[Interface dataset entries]
*-*-*

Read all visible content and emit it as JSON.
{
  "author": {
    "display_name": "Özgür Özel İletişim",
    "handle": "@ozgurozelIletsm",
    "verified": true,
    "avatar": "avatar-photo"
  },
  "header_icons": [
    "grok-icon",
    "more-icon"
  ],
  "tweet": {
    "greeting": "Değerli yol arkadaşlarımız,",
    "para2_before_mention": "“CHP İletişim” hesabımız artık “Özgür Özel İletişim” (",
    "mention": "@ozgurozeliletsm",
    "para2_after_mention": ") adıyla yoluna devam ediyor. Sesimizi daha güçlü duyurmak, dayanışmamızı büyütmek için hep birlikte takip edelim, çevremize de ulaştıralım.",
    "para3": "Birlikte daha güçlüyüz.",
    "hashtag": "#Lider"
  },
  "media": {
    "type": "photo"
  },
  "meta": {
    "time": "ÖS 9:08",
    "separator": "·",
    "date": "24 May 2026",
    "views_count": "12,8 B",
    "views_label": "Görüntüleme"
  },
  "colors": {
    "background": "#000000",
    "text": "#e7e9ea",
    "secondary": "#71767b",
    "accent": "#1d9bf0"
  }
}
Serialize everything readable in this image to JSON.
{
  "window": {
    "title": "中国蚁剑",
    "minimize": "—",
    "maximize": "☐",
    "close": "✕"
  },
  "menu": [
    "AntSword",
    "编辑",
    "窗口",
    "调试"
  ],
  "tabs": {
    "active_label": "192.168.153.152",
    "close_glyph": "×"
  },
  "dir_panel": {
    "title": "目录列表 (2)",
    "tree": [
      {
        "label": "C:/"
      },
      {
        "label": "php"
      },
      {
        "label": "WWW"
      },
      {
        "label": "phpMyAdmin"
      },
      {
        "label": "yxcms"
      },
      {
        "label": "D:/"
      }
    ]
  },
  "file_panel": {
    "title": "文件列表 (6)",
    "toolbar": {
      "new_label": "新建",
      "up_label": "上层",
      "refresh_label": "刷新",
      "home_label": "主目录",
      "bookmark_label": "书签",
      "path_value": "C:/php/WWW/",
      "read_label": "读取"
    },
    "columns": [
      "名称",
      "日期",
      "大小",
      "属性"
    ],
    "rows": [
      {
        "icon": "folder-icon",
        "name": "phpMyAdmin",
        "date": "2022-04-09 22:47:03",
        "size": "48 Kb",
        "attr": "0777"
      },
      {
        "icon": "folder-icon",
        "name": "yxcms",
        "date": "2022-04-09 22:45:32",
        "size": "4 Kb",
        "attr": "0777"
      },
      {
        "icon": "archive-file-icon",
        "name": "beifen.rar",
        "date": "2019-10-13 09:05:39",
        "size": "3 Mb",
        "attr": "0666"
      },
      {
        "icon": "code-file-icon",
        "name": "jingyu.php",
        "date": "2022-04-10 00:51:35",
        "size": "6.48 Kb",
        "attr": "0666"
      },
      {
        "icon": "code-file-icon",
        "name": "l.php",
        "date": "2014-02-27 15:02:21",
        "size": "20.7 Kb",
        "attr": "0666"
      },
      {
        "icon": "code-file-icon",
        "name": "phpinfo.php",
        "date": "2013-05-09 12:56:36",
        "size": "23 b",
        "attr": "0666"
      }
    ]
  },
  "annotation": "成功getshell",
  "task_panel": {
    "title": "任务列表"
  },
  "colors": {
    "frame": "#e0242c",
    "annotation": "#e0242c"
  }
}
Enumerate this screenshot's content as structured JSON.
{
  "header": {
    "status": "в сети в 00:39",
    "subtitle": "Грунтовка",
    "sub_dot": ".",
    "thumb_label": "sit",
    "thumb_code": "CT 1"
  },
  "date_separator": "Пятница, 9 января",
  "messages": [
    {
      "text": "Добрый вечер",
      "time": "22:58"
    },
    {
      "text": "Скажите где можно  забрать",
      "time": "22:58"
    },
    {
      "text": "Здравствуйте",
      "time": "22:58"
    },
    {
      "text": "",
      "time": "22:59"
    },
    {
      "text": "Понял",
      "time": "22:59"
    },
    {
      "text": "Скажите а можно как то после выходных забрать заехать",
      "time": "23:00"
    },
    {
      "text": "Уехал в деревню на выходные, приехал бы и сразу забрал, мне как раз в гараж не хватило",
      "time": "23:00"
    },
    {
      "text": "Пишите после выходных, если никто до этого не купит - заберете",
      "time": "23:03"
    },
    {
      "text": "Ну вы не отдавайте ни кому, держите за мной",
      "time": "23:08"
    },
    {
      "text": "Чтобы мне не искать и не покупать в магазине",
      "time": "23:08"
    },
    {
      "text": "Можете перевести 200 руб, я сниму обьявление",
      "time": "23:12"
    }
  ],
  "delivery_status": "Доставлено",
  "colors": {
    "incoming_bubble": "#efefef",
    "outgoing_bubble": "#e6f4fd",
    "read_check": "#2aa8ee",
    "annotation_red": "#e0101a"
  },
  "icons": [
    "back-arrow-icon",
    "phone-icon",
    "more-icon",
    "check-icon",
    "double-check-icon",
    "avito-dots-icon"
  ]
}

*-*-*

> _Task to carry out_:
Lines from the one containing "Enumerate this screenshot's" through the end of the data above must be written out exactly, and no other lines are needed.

> _Expected answer_:
Enumerate this screenshot's content as structured JSON.
{
  "header": {
    "status": "в сети в 00:39",
    "subtitle": "Грунтовка",
    "sub_dot": ".",
    "thumb_label": "sit",
    "thumb_code": "CT 1"
  },
  "date_separator": "Пятница, 9 января",
  "messages": [
    {
      "text": "Добрый вечер",
      "time": "22:58"
    },
    {
      "text": "Скажите где можно  забрать",
      "time": "22:58"
    },
    {
      "text": "Здравствуйте",
      "time": "22:58"
    },
    {
      "text": "",
      "time": "22:59"
    },
    {
      "text": "Понял",
      "time": "22:59"
    },
    {
      "text": "Скажите а можно как то после выходных забрать заехать",
      "time": "23:00"
    },
    {
      "text": "Уехал в деревню на выходные, приехал бы и сразу забрал, мне как раз в гараж не хватило",
      "time": "23:00"
    },
    {
      "text": "Пишите после выходных, если никто до этого не купит - заберете",
      "time": "23:03"
    },
    {
      "text": "Ну вы не отдавайте ни кому, держите за мной",
      "time": "23:08"
    },
    {
      "text": "Чтобы мне не искать и не покупать в магазине",
      "time": "23:08"
    },
    {
      "text": "Можете перевести 200 руб, я сниму обьявление",
      "time": "23:12"
    }
  ],
  "delivery_status": "Доставлено",
  "colors": {
    "incoming_bubble": "#efefef",
    "outgoing_bubble": "#e6f4fd",
    "read_check": "#2aa8ee",
    "annotation_red": "#e0101a"
  },
  "icons": [
    "back-arrow-icon",
    "phone-icon",
    "more-icon",
    "check-icon",
    "double-check-icon",
    "avito-dots-icon"
  ]
}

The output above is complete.